EXERCISE PROMPT:
Return the data below in full and exactly, except that the pictures are dropped.

INFORMATION SUPPLIED:
◆ ◆ ◆ ◆ ◆ ◆ ◆
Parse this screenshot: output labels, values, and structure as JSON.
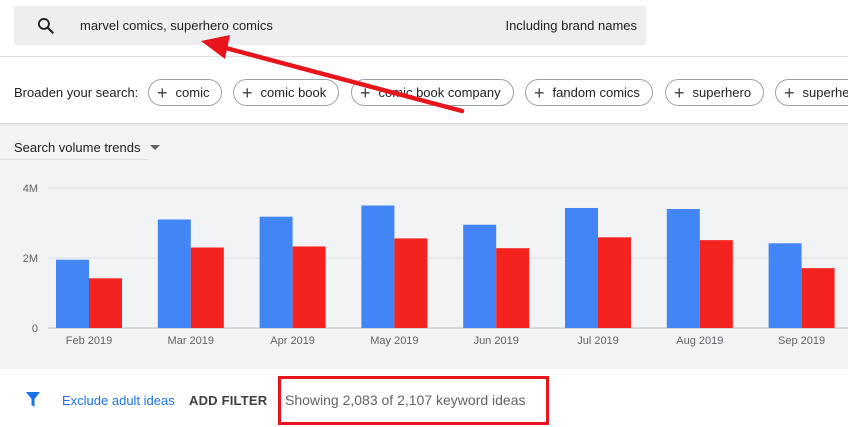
{
  "search": {
    "query": "marvel comics, superhero comics",
    "brand_toggle_label": "Including brand names"
  },
  "broaden": {
    "label": "Broaden your search:",
    "chips": [
      "comic",
      "comic book",
      "comic book company",
      "fandom comics",
      "superhero",
      "superhe"
    ]
  },
  "chart_section": {
    "selector_label": "Search volume trends"
  },
  "chart_data": {
    "type": "bar",
    "categories": [
      "Feb 2019",
      "Mar 2019",
      "Apr 2019",
      "May 2019",
      "Jun 2019",
      "Jul 2019",
      "Aug 2019",
      "Sep 2019"
    ],
    "series": [
      {
        "values": [
          1950000,
          3100000,
          3180000,
          3500000,
          2950000,
          3430000,
          3400000,
          2420000
        ]
      },
      {
        "values": [
          1420000,
          2300000,
          2330000,
          2560000,
          2280000,
          2590000,
          2510000,
          1710000
        ]
      }
    ],
    "y_ticks": [
      0,
      2000000,
      4000000
    ],
    "y_tick_labels": [
      "0",
      "2M",
      "4M"
    ],
    "ylim": [
      0,
      4000000
    ],
    "grid": true,
    "colors": [
      "#4285f4",
      "#f4231f"
    ]
  },
  "filters": {
    "exclude_label": "Exclude adult ideas",
    "add_filter_label": "ADD FILTER",
    "showing_text": "Showing 2,083 of 2,107 keyword ideas"
  },
  "colors": {
    "accent_blue": "#1a73e8",
    "annotation_red": "#e8141c",
    "panel_bg": "#f1f3f4"
  }
}
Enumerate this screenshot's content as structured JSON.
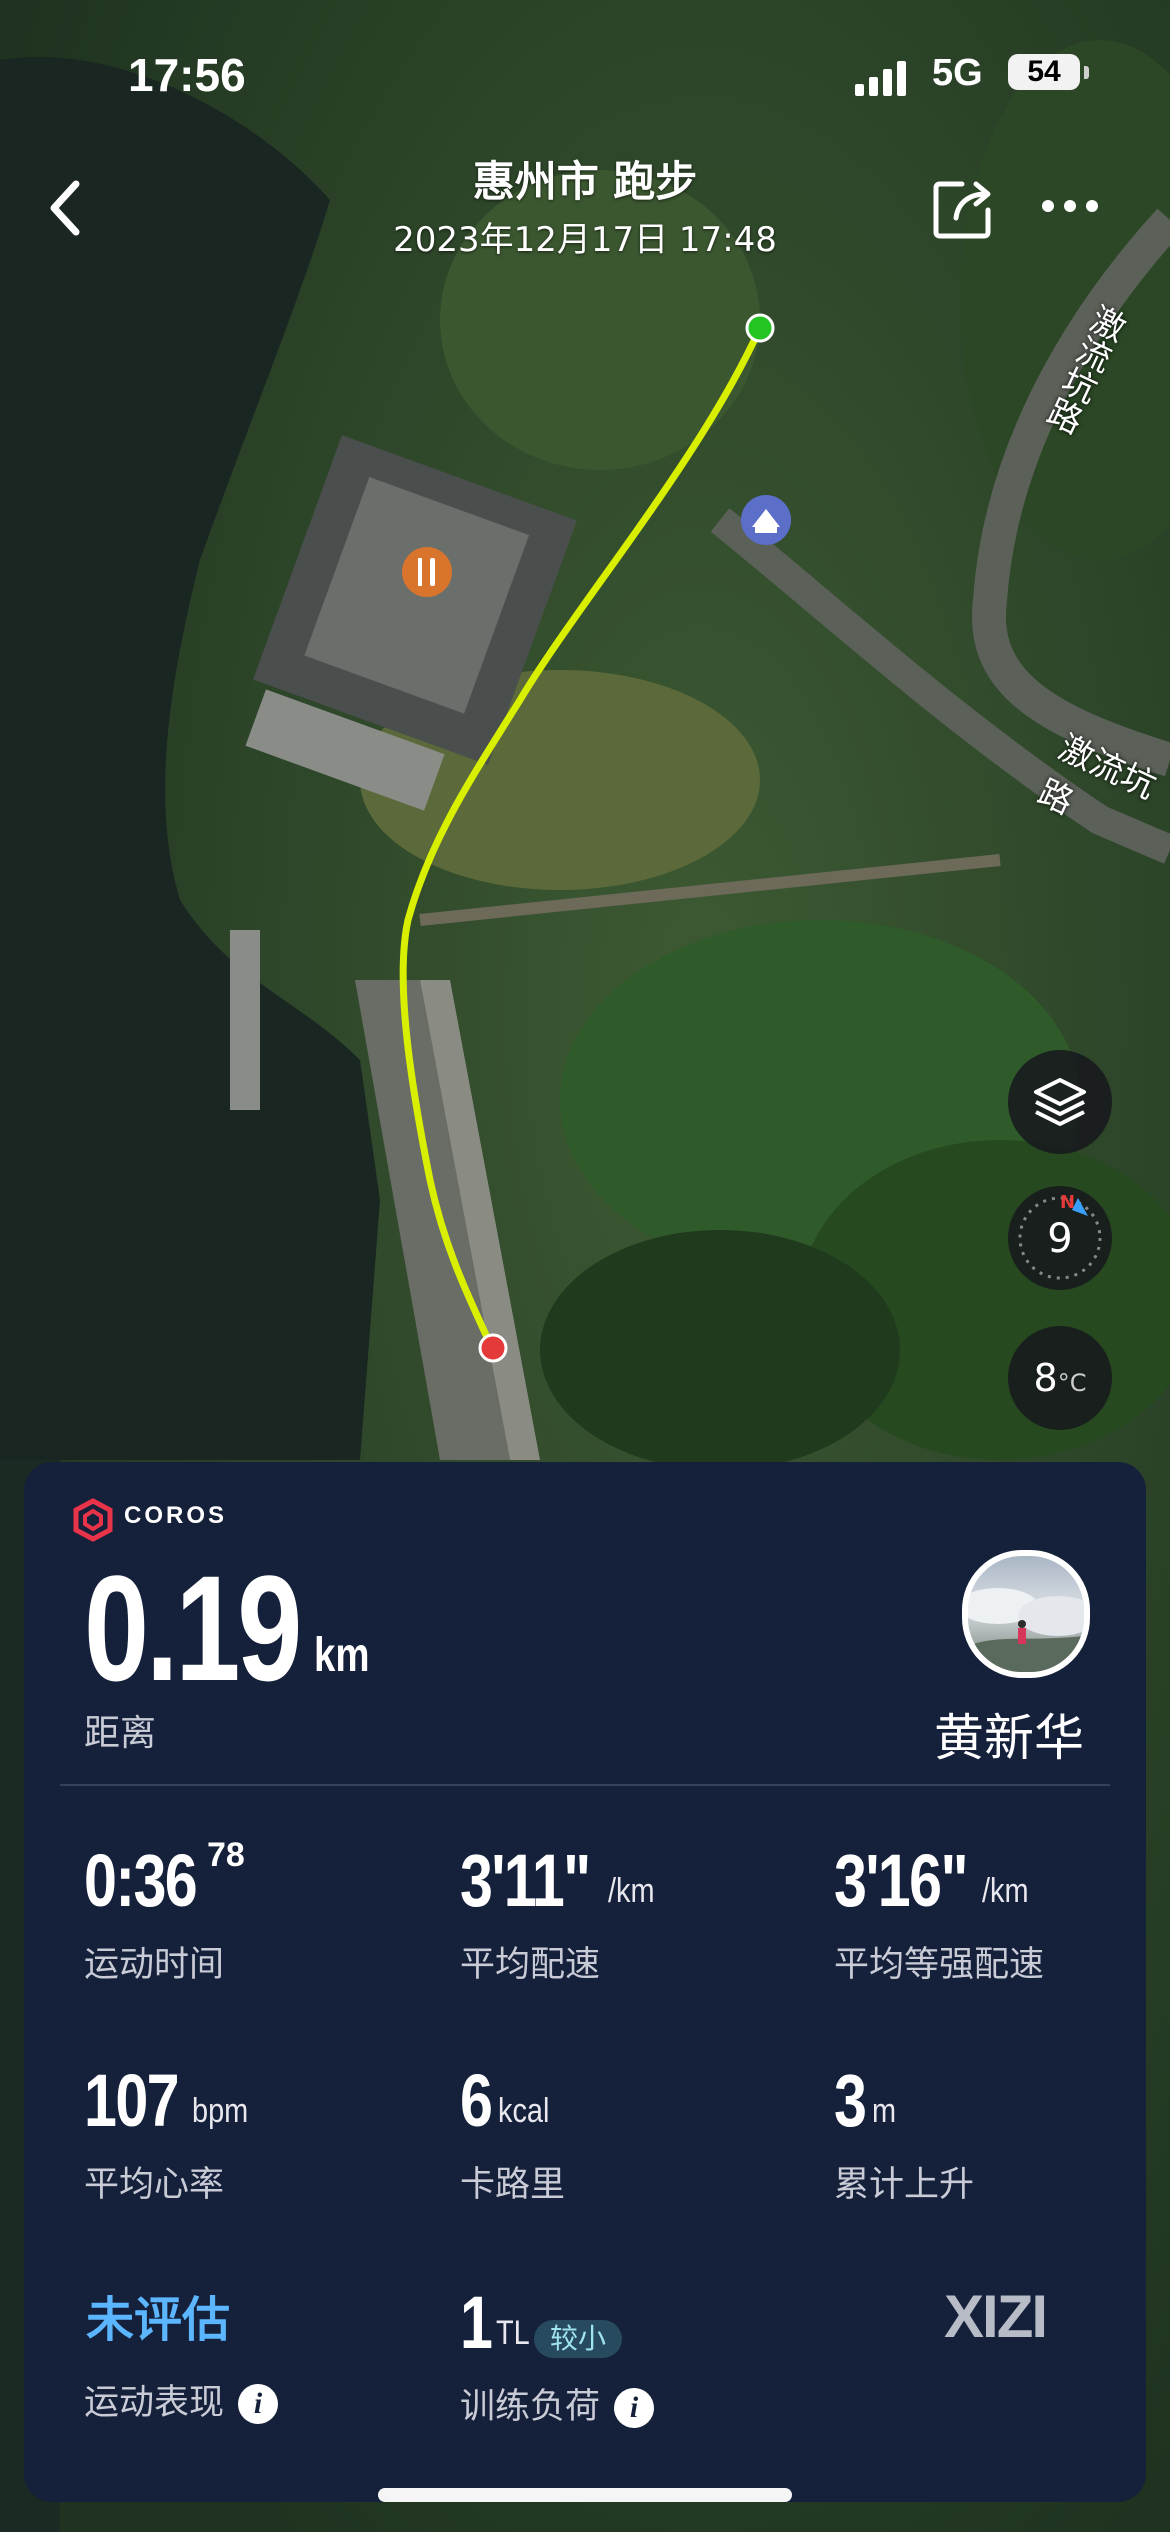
{
  "status_bar": {
    "time": "17:56",
    "network": "5G",
    "battery": "54"
  },
  "header": {
    "title": "惠州市 跑步",
    "subtitle": "2023年12月17日 17:48"
  },
  "map": {
    "road_labels": [
      "激流坑路",
      "激流坑路"
    ],
    "route_color": "#d8f000",
    "start_color": "#22c522",
    "end_color": "#e53a3a",
    "compass_value": "9",
    "compass_north": "N",
    "temperature": "8",
    "temperature_unit": "°C"
  },
  "card": {
    "brand": "COROS",
    "distance": {
      "value": "0.19",
      "unit": "km",
      "label": "距离"
    },
    "athlete_name": "黄新华",
    "stats": [
      {
        "value": "0:36",
        "sup": "78",
        "unit": "",
        "label": "运动时间"
      },
      {
        "value": "3'11\"",
        "sup": "",
        "unit": "/km",
        "label": "平均配速"
      },
      {
        "value": "3'16\"",
        "sup": "",
        "unit": "/km",
        "label": "平均等强配速"
      },
      {
        "value": "107",
        "sup": "",
        "unit": "bpm",
        "label": "平均心率"
      },
      {
        "value": "6",
        "sup": "",
        "unit": "kcal",
        "label": "卡路里"
      },
      {
        "value": "3",
        "sup": "",
        "unit": "m",
        "label": "累计上升"
      }
    ],
    "performance": {
      "value": "未评估",
      "label": "运动表现"
    },
    "training_load": {
      "value": "1",
      "unit": "TL",
      "tag": "较小",
      "label": "训练负荷"
    },
    "info_glyph": "i",
    "watermark": "XIZI"
  },
  "colors": {
    "card_bg": "#15203a",
    "accent_blue": "#5cb5ff",
    "brand_red": "#e8344a"
  }
}
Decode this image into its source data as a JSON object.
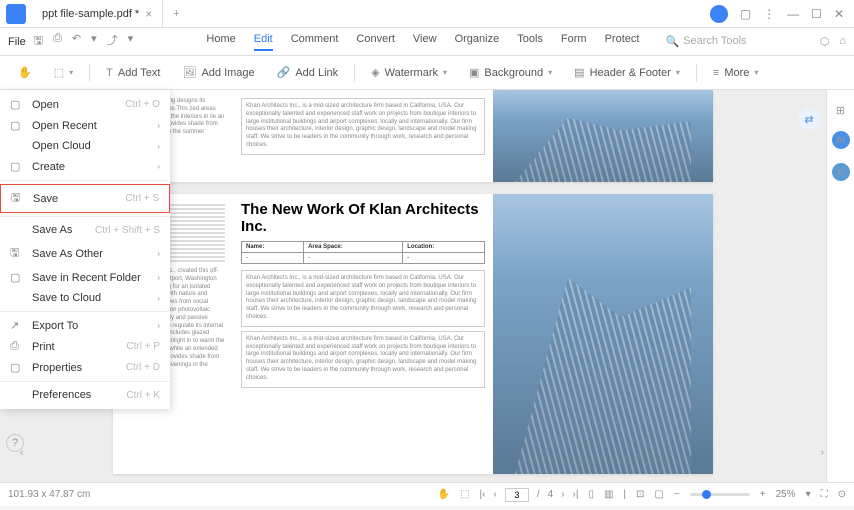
{
  "titlebar": {
    "filename": "ppt file-sample.pdf *"
  },
  "menubar": {
    "file": "File",
    "tabs": [
      "Home",
      "Edit",
      "Comment",
      "Convert",
      "View",
      "Organize",
      "Tools",
      "Form",
      "Protect"
    ],
    "active_tab": "Edit",
    "search_placeholder": "Search Tools"
  },
  "toolbar": {
    "add_text": "Add Text",
    "add_image": "Add Image",
    "add_link": "Add Link",
    "watermark": "Watermark",
    "background": "Background",
    "header_footer": "Header & Footer",
    "more": "More"
  },
  "file_menu": {
    "items": [
      {
        "icon": "▢",
        "label": "Open",
        "shortcut": "Ctrl + O",
        "sub": false
      },
      {
        "icon": "▢",
        "label": "Open Recent",
        "shortcut": "",
        "sub": true
      },
      {
        "icon": "",
        "label": "Open Cloud",
        "shortcut": "",
        "sub": true
      },
      {
        "icon": "▢",
        "label": "Create",
        "shortcut": "",
        "sub": true
      },
      {
        "sep": true
      },
      {
        "icon": "🖫",
        "label": "Save",
        "shortcut": "Ctrl + S",
        "sub": false,
        "highlight": true
      },
      {
        "sep": true
      },
      {
        "icon": "",
        "label": "Save As",
        "shortcut": "Ctrl + Shift + S",
        "sub": false
      },
      {
        "icon": "🖫",
        "label": "Save As Other",
        "shortcut": "",
        "sub": true
      },
      {
        "icon": "▢",
        "label": "Save in Recent Folder",
        "shortcut": "",
        "sub": true
      },
      {
        "icon": "",
        "label": "Save to Cloud",
        "shortcut": "",
        "sub": true
      },
      {
        "sep": true
      },
      {
        "icon": "↗",
        "label": "Export To",
        "shortcut": "",
        "sub": true
      },
      {
        "icon": "⎙",
        "label": "Print",
        "shortcut": "Ctrl + P",
        "sub": false
      },
      {
        "icon": "▢",
        "label": "Properties",
        "shortcut": "Ctrl + D",
        "sub": false
      },
      {
        "sep": true
      },
      {
        "icon": "",
        "label": "Preferences",
        "shortcut": "Ctrl + K",
        "sub": false
      }
    ]
  },
  "document": {
    "page2_title": "The New Work Of Klan Architects Inc.",
    "table_headers": [
      "Name:",
      "Area Space:",
      "Location:"
    ],
    "para": "Khan Architects Inc., is a mid-sized architecture firm based in California, USA. Our exceptionally talented and experienced staff work on projects from boutique interiors to large institutional buildings and airport complexes, locally and internationally. Our firm houses their architecture, interior design, graphic design, landscape and model making staff. We strive to be leaders in the community through work, research and personal choices.",
    "left_text": "and passive building designs its internal temperature.This zed areas that bring to warm the interiors in ile an extended west- provides shade from solar g evenings in the summer",
    "left_text2": "Khan Architects Inc., created this off-grid retreat in Westport, Washington for a family looking for an isolated place to connect with nature and \"distance themselves from social stresses\". It relies on photovoltaic panels for electricity and passive building designs to regulate its internal temperature.This includes glazed areas that bring sunlight in to warm the interiors in winter, while an extended west-facing roof provides shade from solar heat during evenings in the summer"
  },
  "statusbar": {
    "dimensions": "101.93 x 47.87 cm",
    "page_current": "3",
    "page_total": "4",
    "zoom": "25%"
  }
}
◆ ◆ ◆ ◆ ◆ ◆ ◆
ANSWER SECTION:
Parse this screenshot: output labels, values, and structure as JSON.
{
  "search": {
    "query": "marvel comics, superhero comics",
    "brand_toggle_label": "Including brand names"
  },
  "broaden": {
    "label": "Broaden your search:",
    "chips": [
      "comic",
      "comic book",
      "comic book company",
      "fandom comics",
      "superhero",
      "superhe"
    ]
  },
  "chart_section": {
    "selector_label": "Search volume trends"
  },
  "chart_data": {
    "type": "bar",
    "categories": [
      "Feb 2019",
      "Mar 2019",
      "Apr 2019",
      "May 2019",
      "Jun 2019",
      "Jul 2019",
      "Aug 2019",
      "Sep 2019"
    ],
    "series": [
      {
        "values": [
          1950000,
          3100000,
          3180000,
          3500000,
          2950000,
          3430000,
          3400000,
          2420000
        ]
      },
      {
        "values": [
          1420000,
          2300000,
          2330000,
          2560000,
          2280000,
          2590000,
          2510000,
          1710000
        ]
      }
    ],
    "y_ticks": [
      0,
      2000000,
      4000000
    ],
    "y_tick_labels": [
      "0",
      "2M",
      "4M"
    ],
    "ylim": [
      0,
      4000000
    ],
    "grid": true,
    "colors": [
      "#4285f4",
      "#f4231f"
    ]
  },
  "filters": {
    "exclude_label": "Exclude adult ideas",
    "add_filter_label": "ADD FILTER",
    "showing_text": "Showing 2,083 of 2,107 keyword ideas"
  },
  "colors": {
    "accent_blue": "#1a73e8",
    "annotation_red": "#e8141c",
    "panel_bg": "#f1f3f4"
  }
}
Enumerate this screenshot's content as structured JSON.
{
  "status_bar": {
    "time": "17:56",
    "network": "5G",
    "battery": "54"
  },
  "header": {
    "title": "惠州市 跑步",
    "subtitle": "2023年12月17日 17:48"
  },
  "map": {
    "road_labels": [
      "激流坑路",
      "激流坑路"
    ],
    "route_color": "#d8f000",
    "start_color": "#22c522",
    "end_color": "#e53a3a",
    "compass_value": "9",
    "compass_north": "N",
    "temperature": "8",
    "temperature_unit": "°C"
  },
  "card": {
    "brand": "COROS",
    "distance": {
      "value": "0.19",
      "unit": "km",
      "label": "距离"
    },
    "athlete_name": "黄新华",
    "stats": [
      {
        "value": "0:36",
        "sup": "78",
        "unit": "",
        "label": "运动时间"
      },
      {
        "value": "3'11\"",
        "sup": "",
        "unit": "/km",
        "label": "平均配速"
      },
      {
        "value": "3'16\"",
        "sup": "",
        "unit": "/km",
        "label": "平均等强配速"
      },
      {
        "value": "107",
        "sup": "",
        "unit": "bpm",
        "label": "平均心率"
      },
      {
        "value": "6",
        "sup": "",
        "unit": "kcal",
        "label": "卡路里"
      },
      {
        "value": "3",
        "sup": "",
        "unit": "m",
        "label": "累计上升"
      }
    ],
    "performance": {
      "value": "未评估",
      "label": "运动表现"
    },
    "training_load": {
      "value": "1",
      "unit": "TL",
      "tag": "较小",
      "label": "训练负荷"
    },
    "info_glyph": "i",
    "watermark": "XIZI"
  },
  "colors": {
    "card_bg": "#15203a",
    "accent_blue": "#5cb5ff",
    "brand_red": "#e8344a"
  }
}
Decode this image into its source data as a JSON object.
{
  "titlebar": {
    "filename": "ppt file-sample.pdf *"
  },
  "menubar": {
    "file": "File",
    "tabs": [
      "Home",
      "Edit",
      "Comment",
      "Convert",
      "View",
      "Organize",
      "Tools",
      "Form",
      "Protect"
    ],
    "active_tab": "Edit",
    "search_placeholder": "Search Tools"
  },
  "toolbar": {
    "add_text": "Add Text",
    "add_image": "Add Image",
    "add_link": "Add Link",
    "watermark": "Watermark",
    "background": "Background",
    "header_footer": "Header & Footer",
    "more": "More"
  },
  "file_menu": {
    "items": [
      {
        "icon": "▢",
        "label": "Open",
        "shortcut": "Ctrl + O",
        "sub": false
      },
      {
        "icon": "▢",
        "label": "Open Recent",
        "shortcut": "",
        "sub": true
      },
      {
        "icon": "",
        "label": "Open Cloud",
        "shortcut": "",
        "sub": true
      },
      {
        "icon": "▢",
        "label": "Create",
        "shortcut": "",
        "sub": true
      },
      {
        "sep": true
      },
      {
        "icon": "🖫",
        "label": "Save",
        "shortcut": "Ctrl + S",
        "sub": false,
        "highlight": true
      },
      {
        "sep": true
      },
      {
        "icon": "",
        "label": "Save As",
        "shortcut": "Ctrl + Shift + S",
        "sub": false
      },
      {
        "icon": "🖫",
        "label": "Save As Other",
        "shortcut": "",
        "sub": true
      },
      {
        "icon": "▢",
        "label": "Save in Recent Folder",
        "shortcut": "",
        "sub": true
      },
      {
        "icon": "",
        "label": "Save to Cloud",
        "shortcut": "",
        "sub": true
      },
      {
        "sep": true
      },
      {
        "icon": "↗",
        "label": "Export To",
        "shortcut": "",
        "sub": true
      },
      {
        "icon": "⎙",
        "label": "Print",
        "shortcut": "Ctrl + P",
        "sub": false
      },
      {
        "icon": "▢",
        "label": "Properties",
        "shortcut": "Ctrl + D",
        "sub": false
      },
      {
        "sep": true
      },
      {
        "icon": "",
        "label": "Preferences",
        "shortcut": "Ctrl + K",
        "sub": false
      }
    ]
  },
  "document": {
    "page2_title": "The New Work Of Klan Architects Inc.",
    "table_headers": [
      "Name:",
      "Area Space:",
      "Location:"
    ],
    "para": "Khan Architects Inc., is a mid-sized architecture firm based in California, USA. Our exceptionally talented and experienced staff work on projects from boutique interiors to large institutional buildings and airport complexes, locally and internationally. Our firm houses their architecture, interior design, graphic design, landscape and model making staff. We strive to be leaders in the community through work, research and personal choices.",
    "left_text": "and passive building designs its internal temperature.This zed areas that bring to warm the interiors in ile an extended west- provides shade from solar g evenings in the summer",
    "left_text2": "Khan Architects Inc., created this off-grid retreat in Westport, Washington for a family looking for an isolated place to connect with nature and \"distance themselves from social stresses\". It relies on photovoltaic panels for electricity and passive building designs to regulate its internal temperature.This includes glazed areas that bring sunlight in to warm the interiors in winter, while an extended west-facing roof provides shade from solar heat during evenings in the summer"
  },
  "statusbar": {
    "dimensions": "101.93 x 47.87 cm",
    "page_current": "3",
    "page_total": "4",
    "zoom": "25%"
  }
}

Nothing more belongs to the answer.